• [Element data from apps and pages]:
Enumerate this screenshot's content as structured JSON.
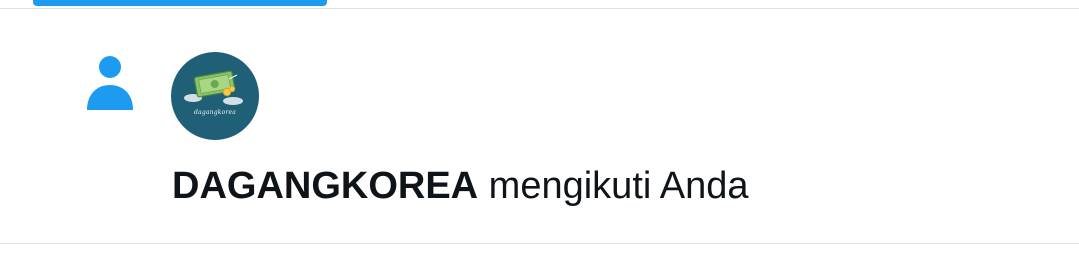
{
  "notification": {
    "user_name": "DAGANGKOREA",
    "action_text": " mengikuti Anda",
    "avatar_text": "dagangkorea"
  },
  "colors": {
    "accent": "#1d9bf0",
    "text": "#0f1419",
    "divider": "#dfe3e6",
    "avatar_background": "#1f6077"
  },
  "icons": {
    "notification_type": "person-icon",
    "avatar": "money-bill-icon"
  }
}
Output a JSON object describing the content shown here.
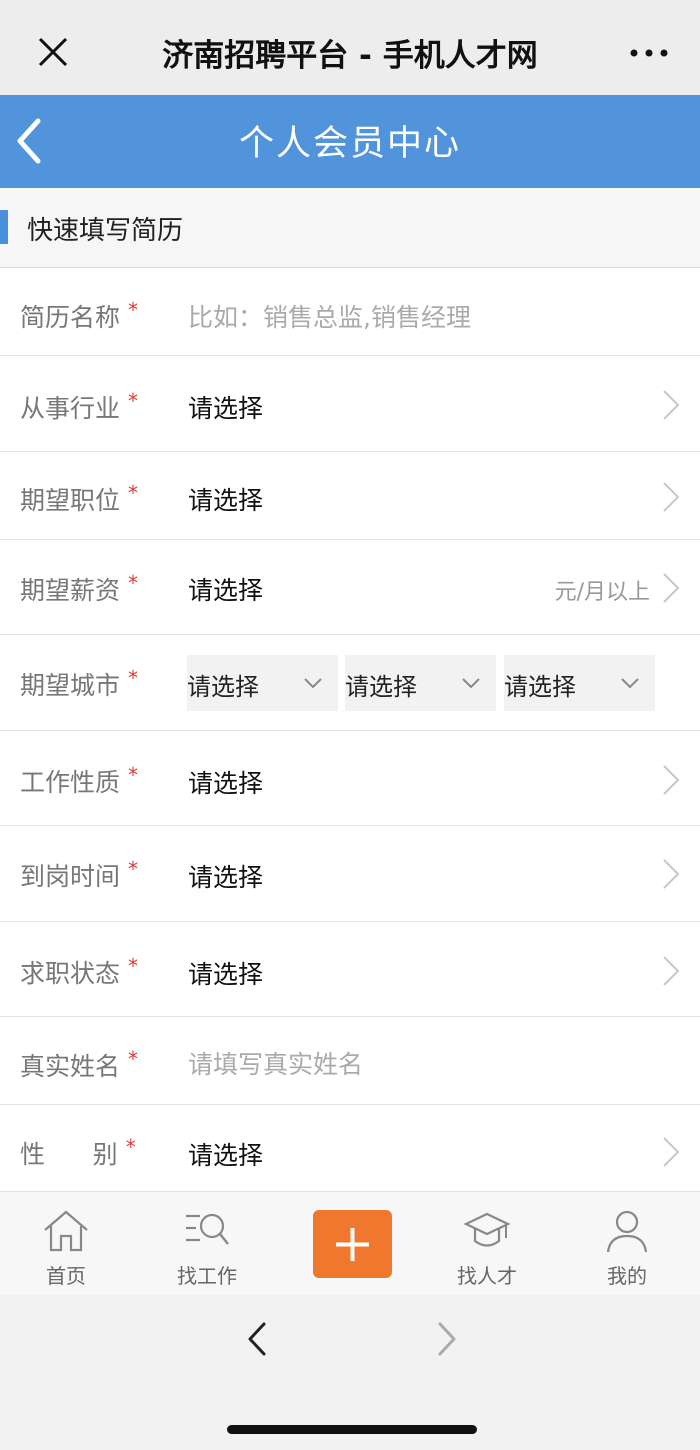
{
  "wechat_bar": {
    "title": "济南招聘平台 - 手机人才网",
    "close_icon": "close-icon",
    "more_icon": "more-dots-icon"
  },
  "header": {
    "title": "个人会员中心",
    "back_icon": "chevron-left-icon",
    "background": "#5294db"
  },
  "section": {
    "title": "快速填写简历",
    "accent": "#4a8fdc"
  },
  "form": {
    "required_mark": "*",
    "resume_name": {
      "label": "简历名称",
      "placeholder": "比如：销售总监,销售经理"
    },
    "industry": {
      "label": "从事行业",
      "value": "请选择"
    },
    "position": {
      "label": "期望职位",
      "value": "请选择"
    },
    "salary": {
      "label": "期望薪资",
      "value": "请选择",
      "suffix": "元/月以上"
    },
    "city": {
      "label": "期望城市",
      "selects": [
        "请选择",
        "请选择",
        "请选择"
      ]
    },
    "job_type": {
      "label": "工作性质",
      "value": "请选择"
    },
    "arrival_time": {
      "label": "到岗时间",
      "value": "请选择"
    },
    "job_status": {
      "label": "求职状态",
      "value": "请选择"
    },
    "real_name": {
      "label": "真实姓名",
      "placeholder": "请填写真实姓名"
    },
    "gender": {
      "label": "性      别",
      "value": "请选择"
    }
  },
  "tabbar": {
    "items": [
      {
        "label": "首页",
        "icon": "home-icon"
      },
      {
        "label": "找工作",
        "icon": "job-search-icon"
      },
      {
        "label": "找人才",
        "icon": "graduation-cap-icon"
      },
      {
        "label": "我的",
        "icon": "user-icon"
      }
    ],
    "add_icon": "plus-icon",
    "add_color": "#f0772e"
  },
  "browser": {
    "back_icon": "chevron-left-icon",
    "forward_icon": "chevron-right-icon"
  }
}
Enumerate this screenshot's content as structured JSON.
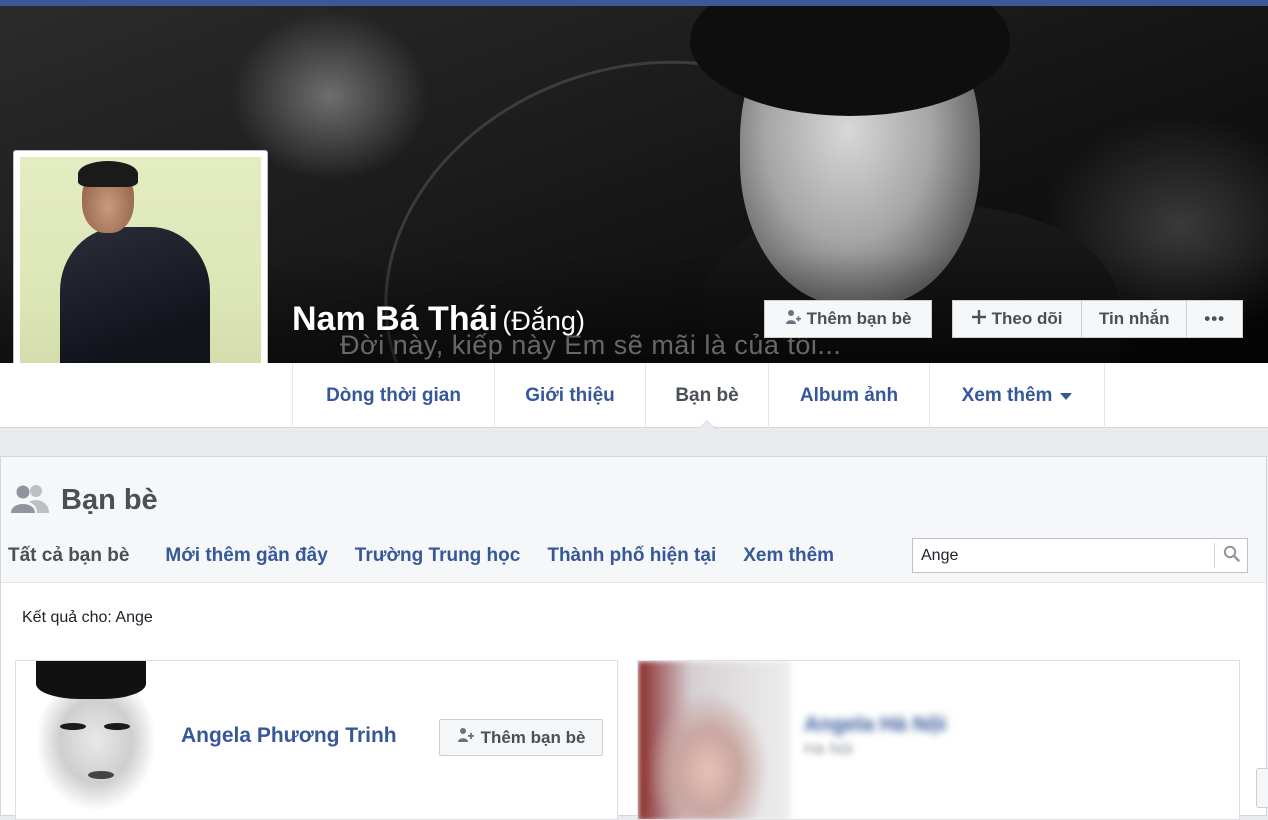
{
  "cover": {
    "caption": "Đời này, kiếp này Em sẽ mãi là của tôi..."
  },
  "profile": {
    "name": "Nam Bá Thái",
    "alternate_name": "(Đắng)",
    "add_friend_label": "Thêm bạn bè",
    "follow_label": "Theo dõi",
    "message_label": "Tin nhắn",
    "more_label": "•••"
  },
  "nav": {
    "tabs": [
      {
        "label": "Dòng thời gian"
      },
      {
        "label": "Giới thiệu"
      },
      {
        "label": "Bạn bè",
        "active": true
      },
      {
        "label": "Album ảnh"
      },
      {
        "label": "Xem thêm"
      }
    ]
  },
  "friends": {
    "title": "Bạn bè",
    "subtabs": [
      {
        "label": "Tất cả bạn bè",
        "active": true
      },
      {
        "label": "Mới thêm gần đây"
      },
      {
        "label": "Trường Trung học"
      },
      {
        "label": "Thành phố hiện tại"
      },
      {
        "label": "Xem thêm"
      }
    ],
    "search_value": "Ange",
    "results_label": "Kết quả cho: Ange",
    "results": [
      {
        "name": "Angela Phương Trinh",
        "action": "Thêm bạn bè"
      },
      {
        "name": "Angela Hà Nội",
        "subtitle": "Hà Nội"
      }
    ]
  },
  "colors": {
    "brand": "#3b5998",
    "link": "#365899",
    "text": "#4b4f56",
    "page_bg": "#e9ebee"
  },
  "icons": [
    "add-friend-icon",
    "plus-icon",
    "friends-icon",
    "search-icon",
    "caret-down-icon"
  ]
}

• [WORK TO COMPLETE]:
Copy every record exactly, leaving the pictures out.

• [TASK SOLUTION]:
Enumerate this screenshot's content as structured JSON.
{
  "notification": {
    "user_name": "DAGANGKOREA",
    "action_text": " mengikuti Anda",
    "avatar_text": "dagangkorea"
  },
  "colors": {
    "accent": "#1d9bf0",
    "text": "#0f1419",
    "divider": "#dfe3e6",
    "avatar_background": "#1f6077"
  },
  "icons": {
    "notification_type": "person-icon",
    "avatar": "money-bill-icon"
  }
}
Output a JSON object describing the content shown here.
{
  "wechat_bar": {
    "title": "济南招聘平台 - 手机人才网",
    "close_icon": "close-icon",
    "more_icon": "more-dots-icon"
  },
  "header": {
    "title": "个人会员中心",
    "back_icon": "chevron-left-icon",
    "background": "#5294db"
  },
  "section": {
    "title": "快速填写简历",
    "accent": "#4a8fdc"
  },
  "form": {
    "required_mark": "*",
    "resume_name": {
      "label": "简历名称",
      "placeholder": "比如：销售总监,销售经理"
    },
    "industry": {
      "label": "从事行业",
      "value": "请选择"
    },
    "position": {
      "label": "期望职位",
      "value": "请选择"
    },
    "salary": {
      "label": "期望薪资",
      "value": "请选择",
      "suffix": "元/月以上"
    },
    "city": {
      "label": "期望城市",
      "selects": [
        "请选择",
        "请选择",
        "请选择"
      ]
    },
    "job_type": {
      "label": "工作性质",
      "value": "请选择"
    },
    "arrival_time": {
      "label": "到岗时间",
      "value": "请选择"
    },
    "job_status": {
      "label": "求职状态",
      "value": "请选择"
    },
    "real_name": {
      "label": "真实姓名",
      "placeholder": "请填写真实姓名"
    },
    "gender": {
      "label": "性      别",
      "value": "请选择"
    }
  },
  "tabbar": {
    "items": [
      {
        "label": "首页",
        "icon": "home-icon"
      },
      {
        "label": "找工作",
        "icon": "job-search-icon"
      },
      {
        "label": "找人才",
        "icon": "graduation-cap-icon"
      },
      {
        "label": "我的",
        "icon": "user-icon"
      }
    ],
    "add_icon": "plus-icon",
    "add_color": "#f0772e"
  },
  "browser": {
    "back_icon": "chevron-left-icon",
    "forward_icon": "chevron-right-icon"
  }
}
Enumerate this screenshot's content as structured JSON.
{
  "cover": {
    "caption": "Đời này, kiếp này Em sẽ mãi là của tôi..."
  },
  "profile": {
    "name": "Nam Bá Thái",
    "alternate_name": "(Đắng)",
    "add_friend_label": "Thêm bạn bè",
    "follow_label": "Theo dõi",
    "message_label": "Tin nhắn",
    "more_label": "•••"
  },
  "nav": {
    "tabs": [
      {
        "label": "Dòng thời gian"
      },
      {
        "label": "Giới thiệu"
      },
      {
        "label": "Bạn bè",
        "active": true
      },
      {
        "label": "Album ảnh"
      },
      {
        "label": "Xem thêm"
      }
    ]
  },
  "friends": {
    "title": "Bạn bè",
    "subtabs": [
      {
        "label": "Tất cả bạn bè",
        "active": true
      },
      {
        "label": "Mới thêm gần đây"
      },
      {
        "label": "Trường Trung học"
      },
      {
        "label": "Thành phố hiện tại"
      },
      {
        "label": "Xem thêm"
      }
    ],
    "search_value": "Ange",
    "results_label": "Kết quả cho: Ange",
    "results": [
      {
        "name": "Angela Phương Trinh",
        "action": "Thêm bạn bè"
      },
      {
        "name": "Angela Hà Nội",
        "subtitle": "Hà Nội"
      }
    ]
  },
  "colors": {
    "brand": "#3b5998",
    "link": "#365899",
    "text": "#4b4f56",
    "page_bg": "#e9ebee"
  },
  "icons": [
    "add-friend-icon",
    "plus-icon",
    "friends-icon",
    "search-icon",
    "caret-down-icon"
  ]
}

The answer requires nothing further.